Several of the tiger’s body parts are often incorporated into traditional Chinese medicine for different purposes. For example, a medicine prepared through the use of the animal’s bones is said to endow the user with the tiger’s strength, the tiger’s striped skin is used in the treatment of mental illnesses, the whiskers are believed to be functional in curing toothache while the skin is good leather and an aesthetic piece. Every inch of the tiger’s body is highly coveted. So it’s no surprise that there are less than 4,000 tigers left in the wild, and India is home to over 70% of them.
This is why tigers are classified as endangered in the red list of threatened species published by the International Union for the Conservation of Nature (IUCN). In fact, there were at least nine known subspecies of tigers, but by the early part of the 20th century, three had already become functionally extinct.
Tiger attacks and potential danger
The 20th century saw the hunting of tigers not only as a thing of pride but was also promoted as there were prevalent cases of ‘man-eating’ tigers. While tigers would ordinarily not hunt or attack humans, there have been numerous verified cases of tigers hunting and eating humans. This category of tigers is often referred to as ‘man-eaters.’ In fact, tigers attack more humans than any other of the big cats. An investigative BBC news article published in 2014 examined how “17 people in four states” (in India) had died due to attacks by tigers in just five weeks.

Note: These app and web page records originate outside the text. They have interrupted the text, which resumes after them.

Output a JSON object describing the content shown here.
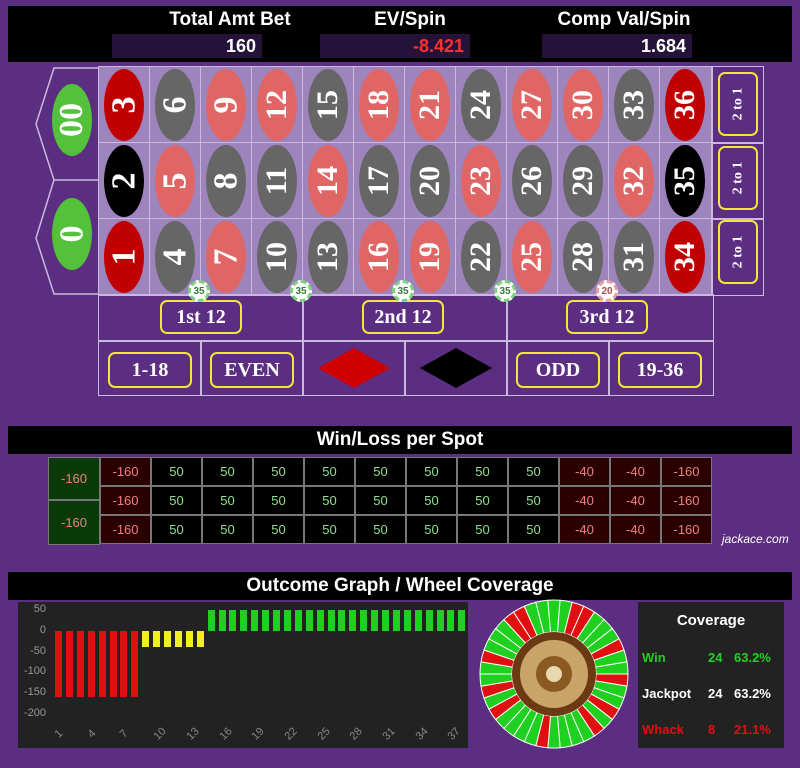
{
  "header": {
    "total_amt_bet": {
      "label": "Total Amt Bet",
      "value": "160"
    },
    "ev_spin": {
      "label": "EV/Spin",
      "value": "-8.421"
    },
    "comp_val_spin": {
      "label": "Comp Val/Spin",
      "value": "1.684"
    }
  },
  "board": {
    "zeros": [
      "00",
      "0"
    ],
    "rows": [
      [
        {
          "n": "3",
          "c": "red"
        },
        {
          "n": "6",
          "c": "gry"
        },
        {
          "n": "9",
          "c": "lred"
        },
        {
          "n": "12",
          "c": "lred"
        },
        {
          "n": "15",
          "c": "gry"
        },
        {
          "n": "18",
          "c": "lred"
        },
        {
          "n": "21",
          "c": "lred"
        },
        {
          "n": "24",
          "c": "gry"
        },
        {
          "n": "27",
          "c": "lred"
        },
        {
          "n": "30",
          "c": "lred"
        },
        {
          "n": "33",
          "c": "gry"
        },
        {
          "n": "36",
          "c": "red"
        }
      ],
      [
        {
          "n": "2",
          "c": "blk"
        },
        {
          "n": "5",
          "c": "lred"
        },
        {
          "n": "8",
          "c": "gry"
        },
        {
          "n": "11",
          "c": "gry"
        },
        {
          "n": "14",
          "c": "lred"
        },
        {
          "n": "17",
          "c": "gry"
        },
        {
          "n": "20",
          "c": "gry"
        },
        {
          "n": "23",
          "c": "lred"
        },
        {
          "n": "26",
          "c": "gry"
        },
        {
          "n": "29",
          "c": "gry"
        },
        {
          "n": "32",
          "c": "lred"
        },
        {
          "n": "35",
          "c": "blk"
        }
      ],
      [
        {
          "n": "1",
          "c": "red"
        },
        {
          "n": "4",
          "c": "gry"
        },
        {
          "n": "7",
          "c": "lred"
        },
        {
          "n": "10",
          "c": "gry"
        },
        {
          "n": "13",
          "c": "gry"
        },
        {
          "n": "16",
          "c": "lred"
        },
        {
          "n": "19",
          "c": "lred"
        },
        {
          "n": "22",
          "c": "gry"
        },
        {
          "n": "25",
          "c": "lred"
        },
        {
          "n": "28",
          "c": "gry"
        },
        {
          "n": "31",
          "c": "gry"
        },
        {
          "n": "34",
          "c": "red"
        }
      ]
    ],
    "columns": [
      "2 to 1",
      "2 to 1",
      "2 to 1"
    ],
    "dozens": [
      "1st 12",
      "2nd 12",
      "3rd 12"
    ],
    "outside": {
      "low": "1-18",
      "even": "EVEN",
      "odd": "ODD",
      "high": "19-36"
    },
    "chips": [
      "35",
      "35",
      "35",
      "35",
      "20"
    ]
  },
  "winloss": {
    "title": "Win/Loss per Spot",
    "zeros": [
      "-160",
      "-160"
    ],
    "rows": [
      [
        "-160",
        "50",
        "50",
        "50",
        "50",
        "50",
        "50",
        "50",
        "50",
        "-40",
        "-40",
        "-160"
      ],
      [
        "-160",
        "50",
        "50",
        "50",
        "50",
        "50",
        "50",
        "50",
        "50",
        "-40",
        "-40",
        "-160"
      ],
      [
        "-160",
        "50",
        "50",
        "50",
        "50",
        "50",
        "50",
        "50",
        "50",
        "-40",
        "-40",
        "-160"
      ]
    ],
    "brand": "jackace.com"
  },
  "outcome": {
    "title": "Outcome Graph / Wheel Coverage",
    "y_ticks": [
      "50",
      "0",
      "-50",
      "-100",
      "-150",
      "-200"
    ],
    "x_ticks": [
      "1",
      "4",
      "7",
      "10",
      "13",
      "16",
      "19",
      "22",
      "25",
      "28",
      "31",
      "34",
      "37"
    ]
  },
  "chart_data": {
    "type": "bar",
    "categories": [
      "1",
      "2",
      "3",
      "4",
      "5",
      "6",
      "7",
      "8",
      "9",
      "10",
      "11",
      "12",
      "13",
      "14",
      "15",
      "16",
      "17",
      "18",
      "19",
      "20",
      "21",
      "22",
      "23",
      "24",
      "25",
      "26",
      "27",
      "28",
      "29",
      "30",
      "31",
      "32",
      "33",
      "34",
      "35",
      "36",
      "37",
      "38"
    ],
    "values": [
      -160,
      -160,
      -160,
      -160,
      -160,
      -160,
      -160,
      -160,
      -40,
      -40,
      -40,
      -40,
      -40,
      -40,
      50,
      50,
      50,
      50,
      50,
      50,
      50,
      50,
      50,
      50,
      50,
      50,
      50,
      50,
      50,
      50,
      50,
      50,
      50,
      50,
      50,
      50,
      50,
      50
    ],
    "ylim": [
      -200,
      50
    ],
    "colors": {
      "loss": "#e01010",
      "partial": "#f0f020",
      "win": "#20d020"
    }
  },
  "coverage": {
    "title": "Coverage",
    "rows": [
      {
        "label": "Win",
        "count": "24",
        "pct": "63.2%",
        "color": "#20d020"
      },
      {
        "label": "Jackpot",
        "count": "24",
        "pct": "63.2%",
        "color": "#ffffff"
      },
      {
        "label": "Whack",
        "count": "8",
        "pct": "21.1%",
        "color": "#e01010"
      }
    ]
  }
}
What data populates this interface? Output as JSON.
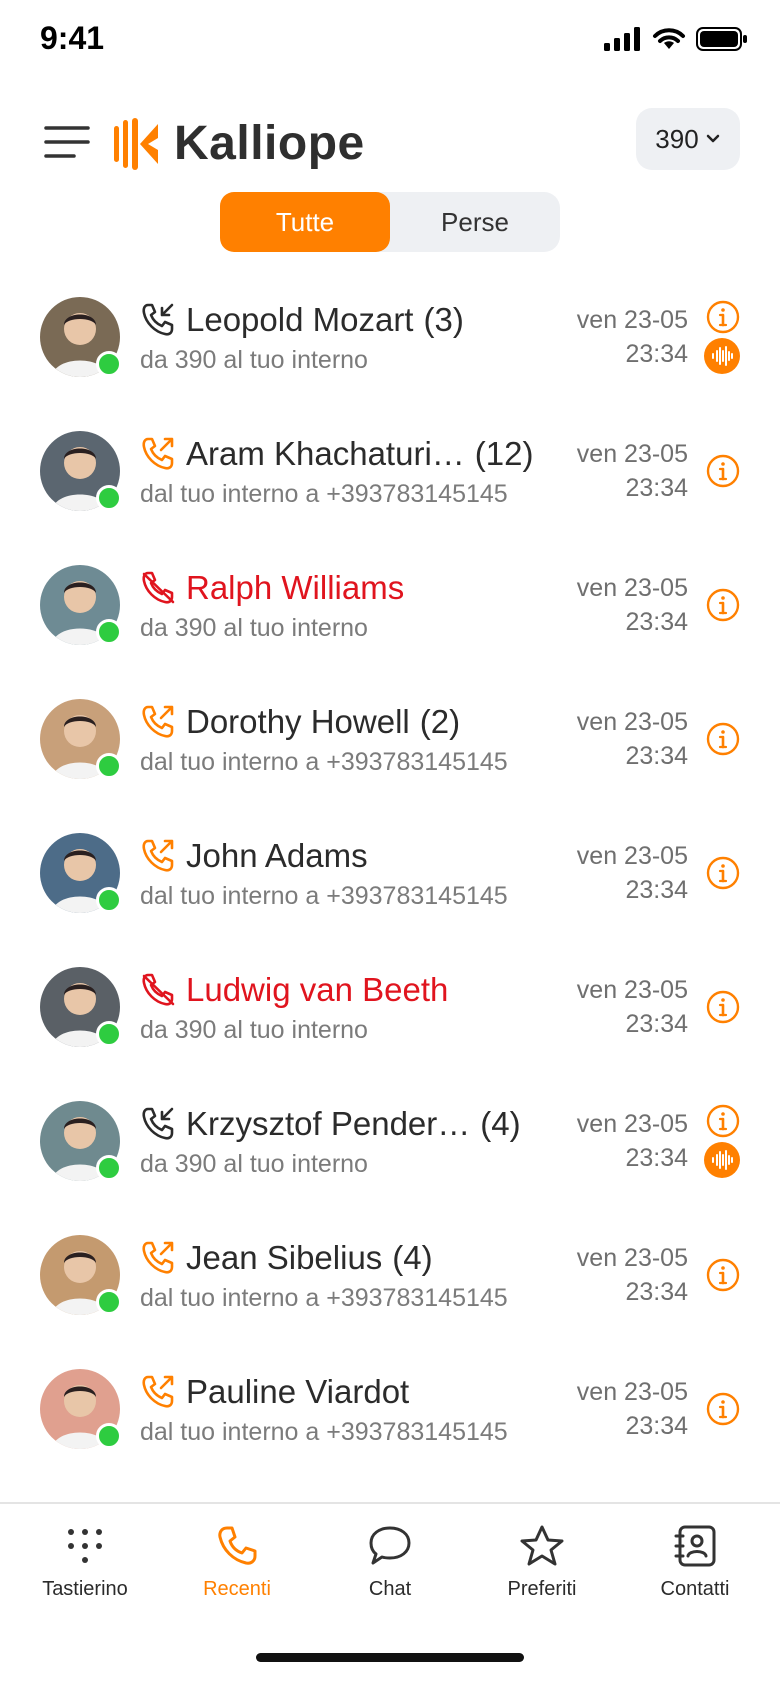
{
  "status_bar": {
    "time": "9:41"
  },
  "header": {
    "logo_text": "Kalliope",
    "extension": "390",
    "brand_color": "#ff8000"
  },
  "segmented": {
    "all_label": "Tutte",
    "missed_label": "Perse",
    "selected": "Tutte"
  },
  "calls": [
    {
      "name": "Leopold Mozart",
      "count": "(3)",
      "direction": "incoming",
      "subtitle": "da 390 al tuo interno",
      "date": "ven 23-05",
      "time": "23:34",
      "has_recording": true,
      "avatar_color": "#7a6a55"
    },
    {
      "name": "Aram Khachaturi…",
      "count": "(12)",
      "direction": "outgoing",
      "subtitle": "dal tuo interno a +393783145145",
      "date": "ven 23-05",
      "time": "23:34",
      "has_recording": false,
      "avatar_color": "#5b6670"
    },
    {
      "name": "Ralph Williams",
      "count": "",
      "direction": "missed",
      "subtitle": "da 390 al tuo interno",
      "date": "ven 23-05",
      "time": "23:34",
      "has_recording": false,
      "avatar_color": "#6e8b94"
    },
    {
      "name": "Dorothy Howell",
      "count": "(2)",
      "direction": "outgoing",
      "subtitle": "dal tuo interno a +393783145145",
      "date": "ven 23-05",
      "time": "23:34",
      "has_recording": false,
      "avatar_color": "#c8a07a"
    },
    {
      "name": "John Adams",
      "count": "",
      "direction": "outgoing",
      "subtitle": "dal tuo interno a +393783145145",
      "date": "ven 23-05",
      "time": "23:34",
      "has_recording": false,
      "avatar_color": "#4d6c88"
    },
    {
      "name": "Ludwig van Beeth",
      "count": "",
      "direction": "missed",
      "subtitle": "da 390 al tuo interno",
      "date": "ven 23-05",
      "time": "23:34",
      "has_recording": false,
      "avatar_color": "#5a6066"
    },
    {
      "name": "Krzysztof Pender…",
      "count": "(4)",
      "direction": "incoming",
      "subtitle": "da 390 al tuo interno",
      "date": "ven 23-05",
      "time": "23:34",
      "has_recording": true,
      "avatar_color": "#6f8a8f"
    },
    {
      "name": "Jean Sibelius",
      "count": "(4)",
      "direction": "outgoing",
      "subtitle": "dal tuo interno a +393783145145",
      "date": "ven 23-05",
      "time": "23:34",
      "has_recording": false,
      "avatar_color": "#c49a6f"
    },
    {
      "name": "Pauline Viardot",
      "count": "",
      "direction": "outgoing",
      "subtitle": "dal tuo interno a +393783145145",
      "date": "ven 23-05",
      "time": "23:34",
      "has_recording": false,
      "avatar_color": "#e0a08f"
    }
  ],
  "tabs": [
    {
      "label": "Tastierino",
      "icon": "keypad-icon",
      "active": false
    },
    {
      "label": "Recenti",
      "icon": "phone-icon",
      "active": true
    },
    {
      "label": "Chat",
      "icon": "chat-bubble-icon",
      "active": false
    },
    {
      "label": "Preferiti",
      "icon": "star-icon",
      "active": false
    },
    {
      "label": "Contatti",
      "icon": "contacts-book-icon",
      "active": false
    }
  ],
  "colors": {
    "accent": "#ff8000",
    "missed": "#e0141e",
    "presence": "#2ecc40"
  }
}
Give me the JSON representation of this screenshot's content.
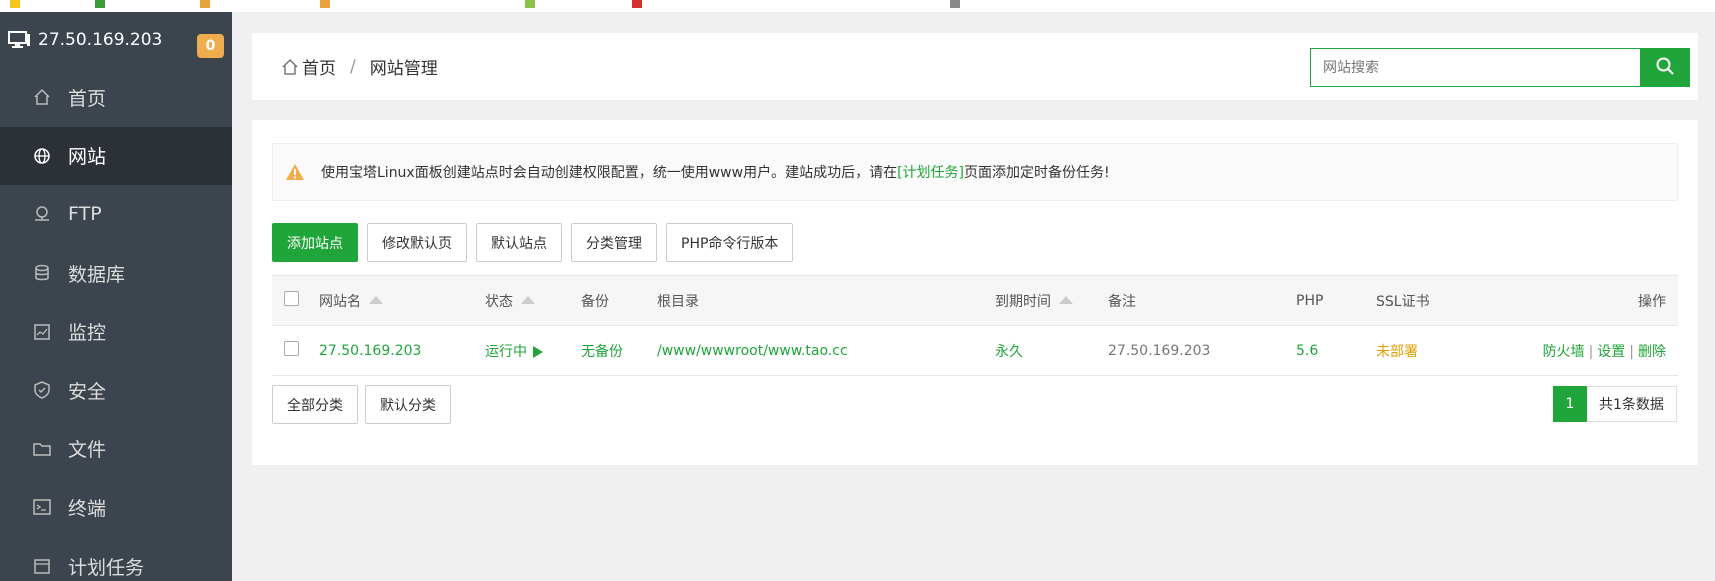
{
  "sidebar": {
    "server_ip": "27.50.169.203",
    "badge": "0",
    "items": [
      {
        "label": "首页",
        "icon": "home-icon"
      },
      {
        "label": "网站",
        "icon": "globe-icon"
      },
      {
        "label": "FTP",
        "icon": "ftp-icon"
      },
      {
        "label": "数据库",
        "icon": "database-icon"
      },
      {
        "label": "监控",
        "icon": "monitor-icon"
      },
      {
        "label": "安全",
        "icon": "shield-icon"
      },
      {
        "label": "文件",
        "icon": "folder-icon"
      },
      {
        "label": "终端",
        "icon": "terminal-icon"
      },
      {
        "label": "计划任务",
        "icon": "schedule-icon"
      }
    ],
    "active_index": 1
  },
  "header": {
    "breadcrumb_home": "首页",
    "breadcrumb_sep": "/",
    "breadcrumb_current": "网站管理",
    "search_placeholder": "网站搜索"
  },
  "notice": {
    "text_before": "使用宝塔Linux面板创建站点时会自动创建权限配置，统一使用www用户。建站成功后，请在",
    "link": "[计划任务]",
    "text_after": "页面添加定时备份任务!"
  },
  "toolbar": {
    "add_site": "添加站点",
    "modify_default_page": "修改默认页",
    "default_site": "默认站点",
    "category_manage": "分类管理",
    "php_cli_version": "PHP命令行版本"
  },
  "table": {
    "headers": {
      "site_name": "网站名",
      "status": "状态",
      "backup": "备份",
      "root": "根目录",
      "expire": "到期时间",
      "remark": "备注",
      "php": "PHP",
      "ssl": "SSL证书",
      "ops": "操作"
    },
    "rows": [
      {
        "site_name": "27.50.169.203",
        "status": "运行中",
        "backup": "无备份",
        "root": "/www/wwwroot/www.tao.cc",
        "expire": "永久",
        "remark": "27.50.169.203",
        "php": "5.6",
        "ssl": "未部署",
        "op_firewall": "防火墙",
        "op_settings": "设置",
        "op_delete": "删除",
        "op_sep": "|"
      }
    ]
  },
  "categories": {
    "all": "全部分类",
    "default": "默认分类"
  },
  "pager": {
    "current": "1",
    "total": "共1条数据"
  },
  "colors": {
    "accent": "#20a53a",
    "sidebar_bg": "#3c444d",
    "badge": "#f0ad4e",
    "ssl_warn": "#e0a000"
  }
}
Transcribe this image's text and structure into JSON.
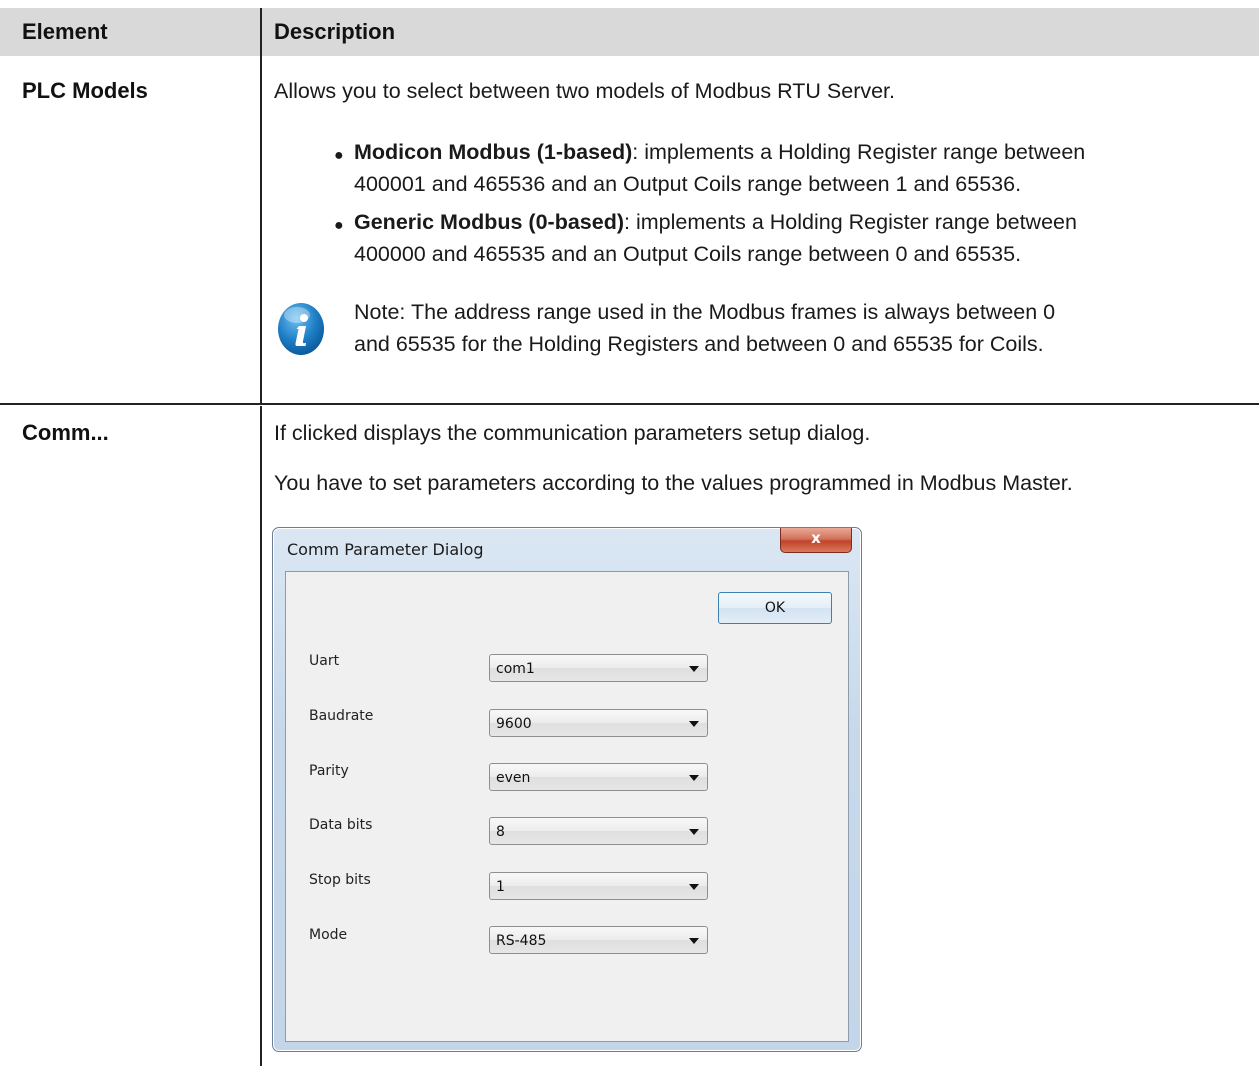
{
  "table": {
    "headers": {
      "element": "Element",
      "description": "Description"
    },
    "rows": [
      {
        "element": "PLC Models",
        "intro": "Allows you to select between two models of Modbus RTU Server.",
        "bullets": [
          {
            "term": "Modicon Modbus (1-based)",
            "line1": ": implements a Holding Register range between",
            "line2": "400001 and 465536 and an Output Coils range between 1 and 65536."
          },
          {
            "term": "Generic Modbus (0-based)",
            "line1": ": implements a Holding Register range between",
            "line2": "400000 and 465535 and an Output Coils range between 0 and 65535."
          }
        ],
        "note_line1": "Note: The address range used in the Modbus frames is always between 0",
        "note_line2": "and 65535 for the Holding Registers and between 0 and 65535 for Coils."
      },
      {
        "element": "Comm...",
        "para1": "If clicked displays the communication parameters setup dialog.",
        "para2": "You have to set parameters according to the values programmed in Modbus Master."
      }
    ]
  },
  "dialog": {
    "title": "Comm Parameter Dialog",
    "close_glyph": "x",
    "ok_label": "OK",
    "fields": [
      {
        "label": "Uart",
        "value": "com1"
      },
      {
        "label": "Baudrate",
        "value": "9600"
      },
      {
        "label": "Parity",
        "value": "even"
      },
      {
        "label": "Data bits",
        "value": "8"
      },
      {
        "label": "Stop bits",
        "value": "1"
      },
      {
        "label": "Mode",
        "value": "RS-485"
      }
    ]
  },
  "icons": {
    "info": "info-icon",
    "bullet": "bullet-dot",
    "dropdown": "chevron-down-icon",
    "close": "close-icon"
  },
  "colors": {
    "header_bg": "#d9d9d9",
    "info_icon": "#1f7fc6",
    "dialog_close": "#c2432a"
  }
}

There is also a BBC Future article published in November 2019, which documents how a man (who was also a father and husband) was attacked and “half-eaten” by a tiger in Bandipur Tiger Reserve, a national park in South-Western India. The tiger was still sitting next to the remains when the search party got there. There are historically popular man-eating tigers such as the notorious “Champawat Tiger”, a tiger who ate over 400 people and eventually got terminated by Jim Corbett. Another example is the “Tiger of Segur”, who was also an infamous man-eater and who got terminated by Kenneth Anderson.
There are of course many more tigers that were known for their preference for human flesh. Humans are generally not the preferred food source for tigers. Man-eating tigers are usually tigers that are either too old to hunt their normal prey, starving to death, injured, or injured and therefore choose humans as prey out of desperation. It’s all about survival.
Tigers are dignified, solitary apex predators that once roamed the whole of Asia. Today, however, they have lost over 90% of their original home range and population and are only holding on to the little remaining habitats in hope of surviving. With three subspecies already extinct and with the remaining six currently endangered, humans have to take positive conservative actions towards protecting these majestic predators if we want to continue seeing them around.